Function words are so slippery! Content words (words with semantic and grammatical value–think verbs, nouns, adjectives, and adverbs) feel concrete and envision-able. Function words, like conjunctions and articles–those little words that express relationships between words–feel far more abstract. They’re like traffic signs in the flow of meaning. Of the function words, prepositions, the words that generally refer to how concepts are related in time and space, are particularly tricky. They are key players in English idioms and a big headache for nonnative speakers.

But if you are a native English speaker, you have a bit of an obligation to get prepositions right. You do, after all, have the advantage of lifelong immersion in the language.

Which bring us to why the increasing appearance of constructions like excited for and bored of really rankles me.  Are you excited for the new DVD? It’s possible that I would be excited about a new DVD, but excited for? Why, what’s happened to it? Did it win the lottery?

With bored of, it’s the high-sounding tone of that error that makes me wince. It’s like I could care less. About these last two particularly, if you’re going to make an unpleasant remark, please get usage right.

Fantastic content strategy Meetup at Pinterest

Pinterest Meetup content strategy notes
Next level notes

Sadly, you can’t always count on a Meetup to be informative.  Some folks are hawking wares, some are inadequately prepared, some are simply rambling speakers (and if they haven’t supplied snacks–hoo-boy!).

Last month’s content strategy Meetup had none of these flaws. Rather, it was one of the most eye-opening professional presentations I’ve ever attended. Fabulously, a talented information designer was there and drafted these colorful notes.

The editorial curmudgeon in me is dying to say the note taker went overboard. But I love the dynamism of this document.

Their, they’re. Your not alone.

It’s happening even to me: misspellings of homophones are cropping up in my written communication.

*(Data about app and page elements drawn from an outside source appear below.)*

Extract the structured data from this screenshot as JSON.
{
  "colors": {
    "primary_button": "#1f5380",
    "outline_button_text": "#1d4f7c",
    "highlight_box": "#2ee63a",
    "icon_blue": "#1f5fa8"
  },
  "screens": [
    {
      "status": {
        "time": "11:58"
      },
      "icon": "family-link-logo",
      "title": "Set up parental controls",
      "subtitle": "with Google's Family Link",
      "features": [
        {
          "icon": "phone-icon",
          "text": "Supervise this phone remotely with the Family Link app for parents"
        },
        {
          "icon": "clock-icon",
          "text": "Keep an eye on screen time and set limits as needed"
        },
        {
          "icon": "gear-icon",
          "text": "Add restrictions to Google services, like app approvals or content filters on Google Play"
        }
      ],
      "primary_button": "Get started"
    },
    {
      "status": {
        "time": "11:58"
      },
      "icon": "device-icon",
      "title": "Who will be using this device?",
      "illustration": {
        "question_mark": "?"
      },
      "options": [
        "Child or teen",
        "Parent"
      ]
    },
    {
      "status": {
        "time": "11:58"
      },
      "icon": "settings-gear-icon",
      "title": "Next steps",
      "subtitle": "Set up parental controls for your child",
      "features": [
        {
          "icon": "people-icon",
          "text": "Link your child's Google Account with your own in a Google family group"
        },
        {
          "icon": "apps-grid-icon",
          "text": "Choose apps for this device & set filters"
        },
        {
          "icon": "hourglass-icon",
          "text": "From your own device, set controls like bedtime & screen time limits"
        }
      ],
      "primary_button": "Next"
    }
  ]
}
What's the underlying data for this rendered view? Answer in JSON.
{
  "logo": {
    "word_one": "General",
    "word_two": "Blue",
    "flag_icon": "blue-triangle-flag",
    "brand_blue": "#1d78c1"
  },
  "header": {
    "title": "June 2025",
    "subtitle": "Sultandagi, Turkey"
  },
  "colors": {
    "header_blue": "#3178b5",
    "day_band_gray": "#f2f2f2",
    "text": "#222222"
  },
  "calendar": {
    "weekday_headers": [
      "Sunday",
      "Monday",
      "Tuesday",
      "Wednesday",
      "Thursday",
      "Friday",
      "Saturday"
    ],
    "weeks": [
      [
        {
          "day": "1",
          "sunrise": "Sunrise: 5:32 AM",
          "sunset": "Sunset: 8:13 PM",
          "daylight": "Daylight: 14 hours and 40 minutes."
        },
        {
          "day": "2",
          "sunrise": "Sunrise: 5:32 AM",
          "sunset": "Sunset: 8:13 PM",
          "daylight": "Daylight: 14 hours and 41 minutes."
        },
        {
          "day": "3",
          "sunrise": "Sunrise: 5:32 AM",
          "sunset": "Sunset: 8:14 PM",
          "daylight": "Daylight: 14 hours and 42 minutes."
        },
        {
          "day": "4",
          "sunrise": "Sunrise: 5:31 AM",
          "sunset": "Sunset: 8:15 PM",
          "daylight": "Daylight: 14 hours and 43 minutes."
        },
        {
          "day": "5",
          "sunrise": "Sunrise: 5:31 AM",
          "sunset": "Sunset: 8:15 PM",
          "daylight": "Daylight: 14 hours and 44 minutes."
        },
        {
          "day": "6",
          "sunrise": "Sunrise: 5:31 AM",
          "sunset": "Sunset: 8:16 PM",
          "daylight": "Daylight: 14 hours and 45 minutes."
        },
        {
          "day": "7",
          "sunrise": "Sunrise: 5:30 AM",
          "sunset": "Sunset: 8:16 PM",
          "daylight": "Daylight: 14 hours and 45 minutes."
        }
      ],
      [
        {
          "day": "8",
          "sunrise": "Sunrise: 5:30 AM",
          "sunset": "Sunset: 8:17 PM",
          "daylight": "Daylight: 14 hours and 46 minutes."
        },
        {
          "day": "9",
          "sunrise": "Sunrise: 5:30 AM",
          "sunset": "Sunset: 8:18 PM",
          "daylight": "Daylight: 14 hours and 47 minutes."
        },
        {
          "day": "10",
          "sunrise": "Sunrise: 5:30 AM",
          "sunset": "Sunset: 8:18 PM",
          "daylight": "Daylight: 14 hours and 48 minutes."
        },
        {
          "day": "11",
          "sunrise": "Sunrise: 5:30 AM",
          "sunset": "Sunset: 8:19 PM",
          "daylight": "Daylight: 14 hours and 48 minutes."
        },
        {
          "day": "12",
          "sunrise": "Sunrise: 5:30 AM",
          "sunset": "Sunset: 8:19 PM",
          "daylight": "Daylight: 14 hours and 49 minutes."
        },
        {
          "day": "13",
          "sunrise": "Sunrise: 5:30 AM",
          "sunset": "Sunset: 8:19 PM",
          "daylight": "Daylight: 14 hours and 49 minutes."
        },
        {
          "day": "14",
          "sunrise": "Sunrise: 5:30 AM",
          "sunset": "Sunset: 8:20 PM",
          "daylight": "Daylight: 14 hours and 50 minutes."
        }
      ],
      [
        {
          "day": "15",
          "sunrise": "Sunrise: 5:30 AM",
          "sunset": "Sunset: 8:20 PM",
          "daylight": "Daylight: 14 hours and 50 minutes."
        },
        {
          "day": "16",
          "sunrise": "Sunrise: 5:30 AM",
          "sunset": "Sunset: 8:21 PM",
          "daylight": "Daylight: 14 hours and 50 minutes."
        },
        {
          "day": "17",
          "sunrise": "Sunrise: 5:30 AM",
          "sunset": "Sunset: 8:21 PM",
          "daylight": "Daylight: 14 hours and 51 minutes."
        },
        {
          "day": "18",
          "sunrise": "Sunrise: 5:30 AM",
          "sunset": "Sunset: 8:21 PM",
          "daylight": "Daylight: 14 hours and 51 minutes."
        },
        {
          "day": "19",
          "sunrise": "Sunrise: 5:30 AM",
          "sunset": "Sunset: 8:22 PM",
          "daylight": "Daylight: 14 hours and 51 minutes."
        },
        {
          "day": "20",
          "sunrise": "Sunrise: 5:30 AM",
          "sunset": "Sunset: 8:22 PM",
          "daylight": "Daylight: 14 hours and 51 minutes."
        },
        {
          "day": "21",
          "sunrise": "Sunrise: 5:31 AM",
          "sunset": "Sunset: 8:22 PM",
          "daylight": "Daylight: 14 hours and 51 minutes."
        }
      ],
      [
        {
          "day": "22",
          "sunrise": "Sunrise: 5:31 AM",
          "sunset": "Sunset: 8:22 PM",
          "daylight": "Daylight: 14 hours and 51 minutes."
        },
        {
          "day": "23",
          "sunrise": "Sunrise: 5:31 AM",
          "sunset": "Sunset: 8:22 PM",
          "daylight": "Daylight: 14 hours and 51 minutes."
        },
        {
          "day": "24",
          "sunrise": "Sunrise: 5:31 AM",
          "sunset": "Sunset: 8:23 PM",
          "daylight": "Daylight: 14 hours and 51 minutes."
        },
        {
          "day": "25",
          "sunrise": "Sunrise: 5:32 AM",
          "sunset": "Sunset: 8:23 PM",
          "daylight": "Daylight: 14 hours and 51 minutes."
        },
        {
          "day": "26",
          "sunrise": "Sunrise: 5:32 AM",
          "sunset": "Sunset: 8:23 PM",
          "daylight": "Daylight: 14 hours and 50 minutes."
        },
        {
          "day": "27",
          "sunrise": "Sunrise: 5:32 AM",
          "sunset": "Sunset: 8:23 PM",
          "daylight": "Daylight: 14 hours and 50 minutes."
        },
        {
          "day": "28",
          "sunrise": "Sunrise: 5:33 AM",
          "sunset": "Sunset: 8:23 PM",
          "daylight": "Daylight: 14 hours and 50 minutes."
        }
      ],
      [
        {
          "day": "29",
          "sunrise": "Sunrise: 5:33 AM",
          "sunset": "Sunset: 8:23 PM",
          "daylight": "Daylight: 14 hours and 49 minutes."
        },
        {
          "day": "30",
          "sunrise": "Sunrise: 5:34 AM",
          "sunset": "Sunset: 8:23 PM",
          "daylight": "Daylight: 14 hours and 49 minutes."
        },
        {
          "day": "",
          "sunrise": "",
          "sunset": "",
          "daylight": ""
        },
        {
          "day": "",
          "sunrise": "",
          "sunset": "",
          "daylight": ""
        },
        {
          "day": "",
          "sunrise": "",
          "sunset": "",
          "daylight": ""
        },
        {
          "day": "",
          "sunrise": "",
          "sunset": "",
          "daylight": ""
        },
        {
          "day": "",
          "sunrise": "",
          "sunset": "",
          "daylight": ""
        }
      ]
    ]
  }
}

I blame keyboarding. The mind moves a little too fast, and sounds and meaning don’t have time to fuse. This is one of the benefits of writing longhand, a more leisurely mental pace. It’s easier to get more right while drafting ideas.  Cursive writing especially helps to map ideas to letterforms.